[[ DATA FOR THIS EXERCISE open ]]
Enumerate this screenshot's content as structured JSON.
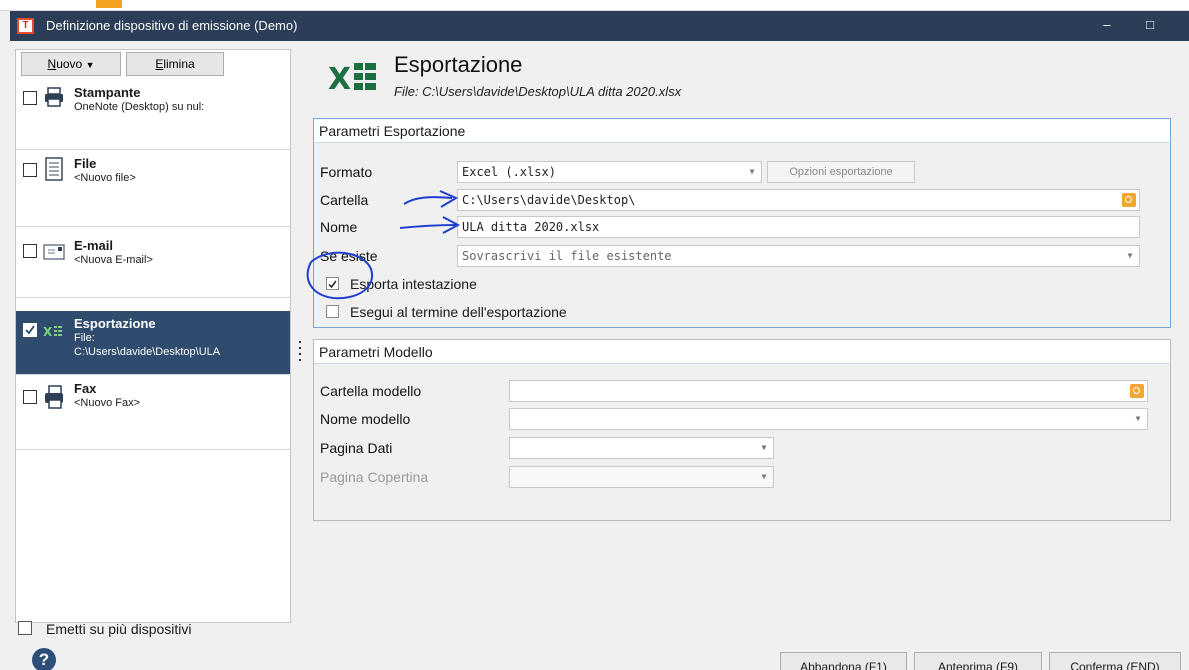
{
  "window": {
    "title": "Definizione dispositivo di emissione (Demo)",
    "app_icon_letter": "T",
    "minimize_glyph": "–",
    "maximize_glyph": "□"
  },
  "toolbar": {
    "new_label": "Nuovo",
    "new_accel": "N",
    "new_rest": "uovo",
    "delete_label": "Elimina",
    "delete_accel": "E",
    "delete_rest": "limina"
  },
  "devices": [
    {
      "name": "Stampante",
      "sub": "OneNote (Desktop) su nul:",
      "icon": "printer-icon",
      "checked": false,
      "selected": false
    },
    {
      "name": "File",
      "sub": "<Nuovo file>",
      "icon": "file-icon",
      "checked": false,
      "selected": false
    },
    {
      "name": "E-mail",
      "sub": "<Nuova E-mail>",
      "icon": "email-icon",
      "checked": false,
      "selected": false
    },
    {
      "name": "Esportazione",
      "sub": "File:",
      "sub2": "C:\\Users\\davide\\Desktop\\ULA",
      "icon": "excel-icon",
      "checked": true,
      "selected": true
    },
    {
      "name": "Fax",
      "sub": "<Nuovo Fax>",
      "icon": "fax-icon",
      "checked": false,
      "selected": false
    }
  ],
  "multi_device_label": "Emetti su più dispositivi",
  "header": {
    "title": "Esportazione",
    "file_line": "File: C:\\Users\\davide\\Desktop\\ULA ditta 2020.xlsx"
  },
  "export_params": {
    "group_title": "Parametri Esportazione",
    "format_label": "Formato",
    "format_value": "Excel (.xlsx)",
    "options_button": "Opzioni esportazione",
    "folder_label": "Cartella",
    "folder_value": "C:\\Users\\davide\\Desktop\\",
    "name_label": "Nome",
    "name_value": "ULA ditta 2020.xlsx",
    "exists_label": "Se esiste",
    "exists_value": "Sovrascrivi il file esistente",
    "export_header_label": "Esporta intestazione",
    "export_header_checked": true,
    "run_after_label": "Esegui al termine dell'esportazione",
    "run_after_checked": false
  },
  "model_params": {
    "group_title": "Parametri Modello",
    "folder_label": "Cartella modello",
    "folder_value": "",
    "name_label": "Nome modello",
    "name_value": "",
    "data_page_label": "Pagina Dati",
    "data_page_value": "",
    "cover_page_label": "Pagina Copertina",
    "cover_page_value": ""
  },
  "footer": {
    "cancel_label": "Abbandona (F1)",
    "preview_label": "Anteprima (F9)",
    "confirm_label": "Conferma (END)"
  },
  "colors": {
    "titlebar": "#2b3d57",
    "selection": "#2f4b6e",
    "excel_green": "#1d6f42",
    "ink_blue": "#1e3fd1"
  }
}
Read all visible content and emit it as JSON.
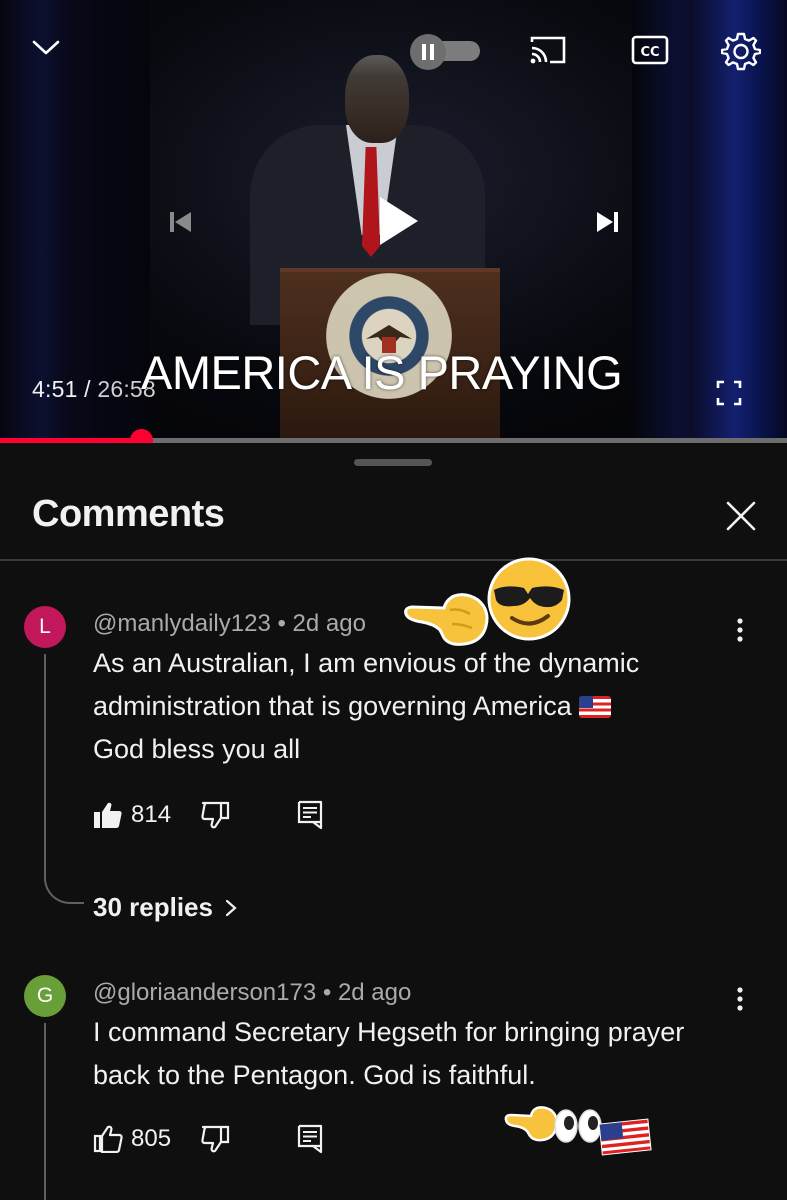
{
  "player": {
    "current_time": "4:51",
    "duration": "26:58",
    "time_separator": " / ",
    "overlay_title": "AMERICA IS PRAYING",
    "progress_fraction": 0.179,
    "autoplay": "paused",
    "cc_label": "CC",
    "seal_text": "DEPARTMENT OF DEFENSE",
    "colors": {
      "progress": "#ff0033",
      "track": "#6d6d6d"
    }
  },
  "comments_panel": {
    "title": "Comments",
    "close_icon": "close-icon"
  },
  "comments": [
    {
      "avatar_letter": "L",
      "avatar_color": "#c2185b",
      "handle": "@manlydaily123",
      "age": "2d ago",
      "body_line1": "As an Australian, I am envious of the dynamic",
      "body_line2": "administration that is governing America",
      "body_line3": "God bless you all",
      "likes": "814",
      "replies_label": "30 replies",
      "liked": true
    },
    {
      "avatar_letter": "G",
      "avatar_color": "#689f38",
      "handle": "@gloriaanderson173",
      "age": "2d ago",
      "body_line1": "I command Secretary Hegseth for bringing prayer",
      "body_line2": "back to the Pentagon. God is faithful.",
      "likes": "805",
      "liked": false
    }
  ],
  "meta_separator": " • ",
  "stickers": {
    "top": [
      "backhand-index-pointing-right",
      "smiling-face-with-sunglasses"
    ],
    "bottom": [
      "backhand-index-pointing-right",
      "eyes",
      "us-flag"
    ]
  }
}
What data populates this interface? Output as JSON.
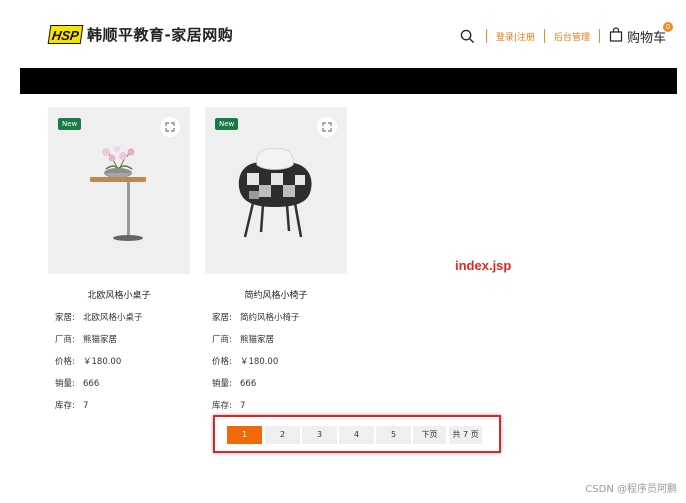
{
  "header": {
    "logo": "HSP",
    "title": "韩顺平教育-家居网购",
    "nav": {
      "search_icon": "search-icon",
      "login": "登录|注册",
      "admin": "后台管理",
      "cart_label": "购物车",
      "cart_count": "0"
    }
  },
  "colors": {
    "accent": "#f06a0a",
    "new_badge": "#1a7a45",
    "top_bar": "#000000",
    "annotation": "#e8251d"
  },
  "products": [
    {
      "badge": "New",
      "name": "北欧风格小桌子",
      "attrs": [
        {
          "k": "家居:",
          "v": "北欧风格小桌子"
        },
        {
          "k": "厂商:",
          "v": "熊猫家居"
        },
        {
          "k": "价格:",
          "v": "￥180.00"
        },
        {
          "k": "销量:",
          "v": "666"
        },
        {
          "k": "库存:",
          "v": "7"
        }
      ]
    },
    {
      "badge": "New",
      "name": "简约风格小椅子",
      "attrs": [
        {
          "k": "家居:",
          "v": "简约风格小椅子"
        },
        {
          "k": "厂商:",
          "v": "熊猫家居"
        },
        {
          "k": "价格:",
          "v": "￥180.00"
        },
        {
          "k": "销量:",
          "v": "666"
        },
        {
          "k": "库存:",
          "v": "7"
        }
      ]
    }
  ],
  "pagination": {
    "pages": [
      "1",
      "2",
      "3",
      "4",
      "5"
    ],
    "current": "1",
    "next": "下页",
    "total": "共 7 页"
  },
  "annotation": "index.jsp",
  "watermark": "CSDN @程序员阿鹏"
}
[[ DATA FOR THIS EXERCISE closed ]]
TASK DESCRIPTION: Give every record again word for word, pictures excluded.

ANSWER AREA:
Enumerate this screenshot's content as structured JSON.
{
  "window": {
    "title": "Definizione dispositivo di emissione (Demo)",
    "app_icon_letter": "T",
    "minimize_glyph": "–",
    "maximize_glyph": "□"
  },
  "toolbar": {
    "new_label": "Nuovo",
    "new_accel": "N",
    "new_rest": "uovo",
    "delete_label": "Elimina",
    "delete_accel": "E",
    "delete_rest": "limina"
  },
  "devices": [
    {
      "name": "Stampante",
      "sub": "OneNote (Desktop) su nul:",
      "icon": "printer-icon",
      "checked": false,
      "selected": false
    },
    {
      "name": "File",
      "sub": "<Nuovo file>",
      "icon": "file-icon",
      "checked": false,
      "selected": false
    },
    {
      "name": "E-mail",
      "sub": "<Nuova E-mail>",
      "icon": "email-icon",
      "checked": false,
      "selected": false
    },
    {
      "name": "Esportazione",
      "sub": "File:",
      "sub2": "C:\\Users\\davide\\Desktop\\ULA",
      "icon": "excel-icon",
      "checked": true,
      "selected": true
    },
    {
      "name": "Fax",
      "sub": "<Nuovo Fax>",
      "icon": "fax-icon",
      "checked": false,
      "selected": false
    }
  ],
  "multi_device_label": "Emetti su più dispositivi",
  "header": {
    "title": "Esportazione",
    "file_line": "File: C:\\Users\\davide\\Desktop\\ULA ditta 2020.xlsx"
  },
  "export_params": {
    "group_title": "Parametri Esportazione",
    "format_label": "Formato",
    "format_value": "Excel (.xlsx)",
    "options_button": "Opzioni esportazione",
    "folder_label": "Cartella",
    "folder_value": "C:\\Users\\davide\\Desktop\\",
    "name_label": "Nome",
    "name_value": "ULA ditta 2020.xlsx",
    "exists_label": "Se esiste",
    "exists_value": "Sovrascrivi il file esistente",
    "export_header_label": "Esporta intestazione",
    "export_header_checked": true,
    "run_after_label": "Esegui al termine dell'esportazione",
    "run_after_checked": false
  },
  "model_params": {
    "group_title": "Parametri Modello",
    "folder_label": "Cartella modello",
    "folder_value": "",
    "name_label": "Nome modello",
    "name_value": "",
    "data_page_label": "Pagina Dati",
    "data_page_value": "",
    "cover_page_label": "Pagina Copertina",
    "cover_page_value": ""
  },
  "footer": {
    "cancel_label": "Abbandona (F1)",
    "preview_label": "Anteprima (F9)",
    "confirm_label": "Conferma (END)"
  },
  "colors": {
    "titlebar": "#2b3d57",
    "selection": "#2f4b6e",
    "excel_green": "#1d6f42",
    "ink_blue": "#1e3fd1"
  }
}
Read all visible content and emit it as JSON.
{
  "player": {
    "current_time": "4:51",
    "duration": "26:58",
    "time_separator": " / ",
    "overlay_title": "AMERICA IS PRAYING",
    "progress_fraction": 0.179,
    "autoplay": "paused",
    "cc_label": "CC",
    "seal_text": "DEPARTMENT OF DEFENSE",
    "colors": {
      "progress": "#ff0033",
      "track": "#6d6d6d"
    }
  },
  "comments_panel": {
    "title": "Comments",
    "close_icon": "close-icon"
  },
  "comments": [
    {
      "avatar_letter": "L",
      "avatar_color": "#c2185b",
      "handle": "@manlydaily123",
      "age": "2d ago",
      "body_line1": "As an Australian, I am envious of the dynamic",
      "body_line2": "administration that is governing America",
      "body_line3": "God bless you all",
      "likes": "814",
      "replies_label": "30 replies",
      "liked": true
    },
    {
      "avatar_letter": "G",
      "avatar_color": "#689f38",
      "handle": "@gloriaanderson173",
      "age": "2d ago",
      "body_line1": "I command Secretary Hegseth for bringing prayer",
      "body_line2": "back to the Pentagon. God is faithful.",
      "likes": "805",
      "liked": false
    }
  ],
  "meta_separator": " • ",
  "stickers": {
    "top": [
      "backhand-index-pointing-right",
      "smiling-face-with-sunglasses"
    ],
    "bottom": [
      "backhand-index-pointing-right",
      "eyes",
      "us-flag"
    ]
  }
}
What data populates this interface? Output as JSON.
{
  "header": {
    "logo": "HSP",
    "title": "韩顺平教育-家居网购",
    "nav": {
      "search_icon": "search-icon",
      "login": "登录|注册",
      "admin": "后台管理",
      "cart_label": "购物车",
      "cart_count": "0"
    }
  },
  "colors": {
    "accent": "#f06a0a",
    "new_badge": "#1a7a45",
    "top_bar": "#000000",
    "annotation": "#e8251d"
  },
  "products": [
    {
      "badge": "New",
      "name": "北欧风格小桌子",
      "attrs": [
        {
          "k": "家居:",
          "v": "北欧风格小桌子"
        },
        {
          "k": "厂商:",
          "v": "熊猫家居"
        },
        {
          "k": "价格:",
          "v": "￥180.00"
        },
        {
          "k": "销量:",
          "v": "666"
        },
        {
          "k": "库存:",
          "v": "7"
        }
      ]
    },
    {
      "badge": "New",
      "name": "简约风格小椅子",
      "attrs": [
        {
          "k": "家居:",
          "v": "简约风格小椅子"
        },
        {
          "k": "厂商:",
          "v": "熊猫家居"
        },
        {
          "k": "价格:",
          "v": "￥180.00"
        },
        {
          "k": "销量:",
          "v": "666"
        },
        {
          "k": "库存:",
          "v": "7"
        }
      ]
    }
  ],
  "pagination": {
    "pages": [
      "1",
      "2",
      "3",
      "4",
      "5"
    ],
    "current": "1",
    "next": "下页",
    "total": "共 7 页"
  },
  "annotation": "index.jsp",
  "watermark": "CSDN @程序员阿鹏"
}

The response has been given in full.